offers gardeners what many consider to be one of
the most intense blue colors in the world of
the Coastal Georgia Botanical Gardens in Savannah, Ga.,
has been building bridges, though they might look short,
in reality they stretch all the way to Louisiana.
to almost a thousand rhizomes courtesy of a leading
Louisiana iris nursery, we are now showing thousands of
visitors, and a region of the country, the incredible
display potential of the Louisiana iris. The new bridges
mentioned above actually serve as special vista points
overlooking the incredible array of color in our winding
I say bog and though Louisiana irises are native to
swamps, and perform well in actual water gardens, the
typical fertile garden soil of your home may prove to be
just perfect for a show like you have never experienced.

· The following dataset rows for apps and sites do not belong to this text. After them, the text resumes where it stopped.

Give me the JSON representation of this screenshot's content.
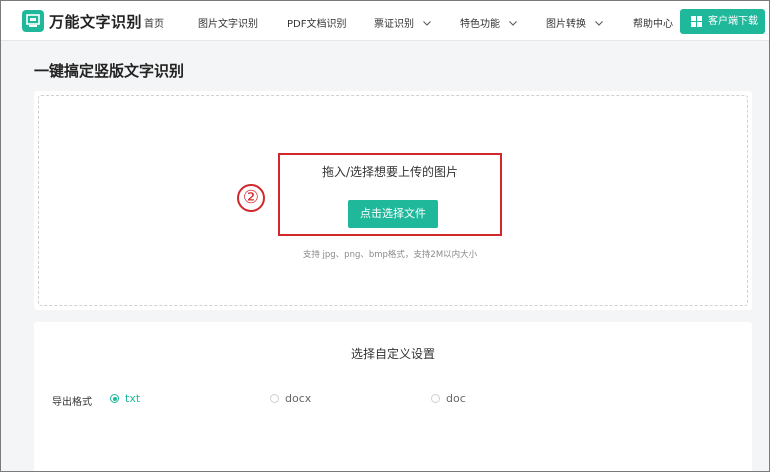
{
  "nav": {
    "brand": "万能文字识别",
    "items": [
      "首页",
      "图片文字识别",
      "PDF文档识别",
      "票证识别",
      "特色功能",
      "图片转换",
      "帮助中心"
    ],
    "download_label": "客户端下载",
    "accent": "#1fb89a"
  },
  "page": {
    "title": "一键搞定竖版文字识别"
  },
  "upload": {
    "prompt": "拖入/选择想要上传的图片",
    "button_label": "点击选择文件",
    "hint": "支持 jpg、png、bmp格式，支持2M以内大小",
    "annotation_number": "②",
    "annotation_color": "#d2272b"
  },
  "settings": {
    "title": "选择自定义设置",
    "export_label": "导出格式",
    "formats": [
      {
        "label": "txt",
        "selected": true
      },
      {
        "label": "docx",
        "selected": false
      },
      {
        "label": "doc",
        "selected": false
      }
    ]
  }
}
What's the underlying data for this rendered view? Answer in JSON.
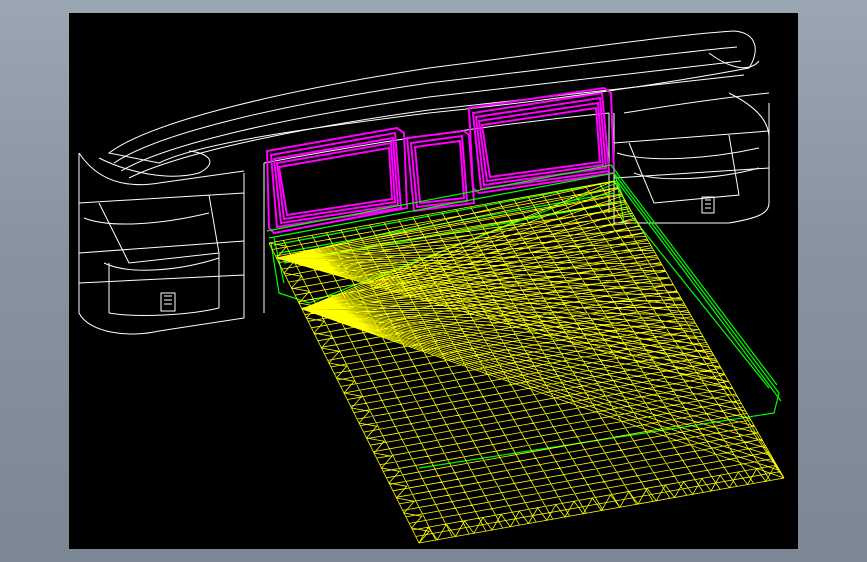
{
  "viewport": {
    "background": "#000000",
    "layers": {
      "headboard": {
        "color": "#ffffff"
      },
      "pillows": {
        "color": "#ff00ff"
      },
      "bed_frame": {
        "color": "#00ff00"
      },
      "mattress_cover": {
        "color": "#ffff00"
      }
    }
  },
  "frame": {
    "background": "#8a96a3"
  }
}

descriptions or identifications if you will, of
Louisiana irises prove to be more challenging than
actually growing the plant. Instead of me giving a
treatise on their nomenclature I turned to my good
friends Dan Gill and Allen Owings, extension
horticulturists with Louisiana State University which is
after all ground zero for Louisiana iris.
describe five species of being ‘The Louisianans.’
These are Iris brevicaulis, Iris fulva, Iris
giganticaerulea, Iris hexagona and Iris nelsonii.
According to Gill and Owings, Iris brevicaulis and I.
fulva are native along the Mississippi north to Ohio but
only in Louisiana are all five found. They are all
closely related and will interbreed with each other but
no other species.
you have never paid attention to Louisiana irises, then
you will most likely be in for a shock. It will most
likely thrill you to see all of the new selections,
colors and color combinations. In looking at ours it
seems as every color in the rainbow is there including
those with multi-colors and ruffles. The best of all is
that these incredible flowers are borne on plants that
might be best described as graceful if not exquisite.
your interest is starting to peak, then know that
Louisiana irises can be grown from zones 6-10. They
perform best with at least 6 hours of direct sunlight
per day. The soil should be fertile and organically
rich. If your soil is sandy then amend with 3 to 4
inches of organic matter like compost or humus and
incorporate to a depth of 6 to 8 inches. This organic
matter will improve condition for those of you with
are best planted in the fall setting just below the soil
surface. But if you are like most gardeners you will
find them available at the garden center in the spring,
growing in containers. These can be planted with great
success too, just plant at the same depth as in the
container. These are vigorous plants so plan on spacing
at least 2 feet apart.
start blooming in March and last into May depending on
varieties and regions and then go dormant in the summer.
Remove yellowed and unattractive foliage. Plants grown
with a lot of moisture available tend to keep more green
leaves but regardless expect a flush of growth in the
fall. Feed your plants with all-purpose slow release
fertilizer in fall and late winter.
Louisiana iris complements the water garden, ponds and
creek beds whether they are dry or flowing. I love them
combined with plants like elephant ears, ferns, gingers
and King Tut papyrus. Place some in grandma’s cottage
garden however and they will look at home and command
you haven’t looked at Louisiana irises lately it is
time to do so. You will fall in love and want as many as
you can get to add that special sizzle to your spring